Forgery is a type of fraud that involves creating, altering, or using a false document with the intention to deceive or defraud others. This illegal act can also involve imitating objects, statistics, or other pieces of information.
Most commonly, the term “forgery” is used in relation to documents, where an individual may alter or produce a counterfeit document, or sign another person’s name without their consent. The purpose of such an act is typically to gain a benefit, such as accessing money, altering a legal document’s contents, or defrauding another individual or entity.
Examples of forgery could include:
- Check Forgery: This occurs when someone alters a check by changing the name or the amount on the check without the check owner’s knowledge or consent.

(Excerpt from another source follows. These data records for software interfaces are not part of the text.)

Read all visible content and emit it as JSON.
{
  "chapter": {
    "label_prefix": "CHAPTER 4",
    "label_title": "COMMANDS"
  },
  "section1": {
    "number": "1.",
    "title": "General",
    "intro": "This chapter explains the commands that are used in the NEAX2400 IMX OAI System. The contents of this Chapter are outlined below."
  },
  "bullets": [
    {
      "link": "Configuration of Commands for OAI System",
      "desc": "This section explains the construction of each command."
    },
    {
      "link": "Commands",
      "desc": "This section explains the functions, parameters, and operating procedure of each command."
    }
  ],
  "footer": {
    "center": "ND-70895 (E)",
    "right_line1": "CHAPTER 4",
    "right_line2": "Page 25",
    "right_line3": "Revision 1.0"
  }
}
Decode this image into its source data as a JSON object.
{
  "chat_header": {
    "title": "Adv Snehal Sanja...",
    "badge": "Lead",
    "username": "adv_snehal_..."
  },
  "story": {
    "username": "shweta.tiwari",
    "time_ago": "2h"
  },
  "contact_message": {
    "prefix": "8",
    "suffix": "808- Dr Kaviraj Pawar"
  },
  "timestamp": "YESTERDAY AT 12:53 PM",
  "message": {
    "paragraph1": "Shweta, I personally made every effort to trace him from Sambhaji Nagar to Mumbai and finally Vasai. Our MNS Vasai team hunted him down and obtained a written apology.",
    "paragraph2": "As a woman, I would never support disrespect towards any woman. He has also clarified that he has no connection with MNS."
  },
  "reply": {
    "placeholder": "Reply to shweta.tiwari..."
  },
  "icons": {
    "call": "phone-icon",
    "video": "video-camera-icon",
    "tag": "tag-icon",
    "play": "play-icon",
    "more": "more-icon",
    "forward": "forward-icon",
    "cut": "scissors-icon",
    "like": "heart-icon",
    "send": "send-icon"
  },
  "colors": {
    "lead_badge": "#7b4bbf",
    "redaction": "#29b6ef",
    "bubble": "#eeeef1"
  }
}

- Identity Forgery: This occurs when someone creates or uses false identification documents, like a driver’s license or passport, often with the intention to impersonate someone else.
- Art Forgery: This involves creating and selling fake artworks, often under the name of well-known artists, to deceive art collectors and make money.
- Counterfeiting: This involves creating fake versions of something with financial value, like currency or designer goods, and trying to pass them off as genuine to unsuspecting individuals.
Please note that forgery is considered a serious crime in many jurisdictions and can be punishable by fines, imprisonment, and other penalties.
Example of Forgery
Let’s say Alice is facing financial difficulties and sees an opportunity to alleviate her troubles by committing forgery. She finds a check that her friend Bob has left on the table. The check is from Bob’s grandmother for $100. Alice takes the check and alters the amount from $100 to $1,000, then deposits the check into her own account by forging Bob’s signature on the back of the check.
In this situation, Alice has committed two acts of forgery: altering the amount on the check, and forging Bob’s signature. Both acts were done with the intention to deceive the bank and unlawfully gain money.
If caught, Alice could be charged with forgery, a serious crime with significant legal penalties. Depending on the jurisdiction, she might face jail time, fines, or both. Furthermore, she would likely be required to repay the stolen money.
This example illustrates how forgery involves altering or creating a false document with the intention to deceive or defraud.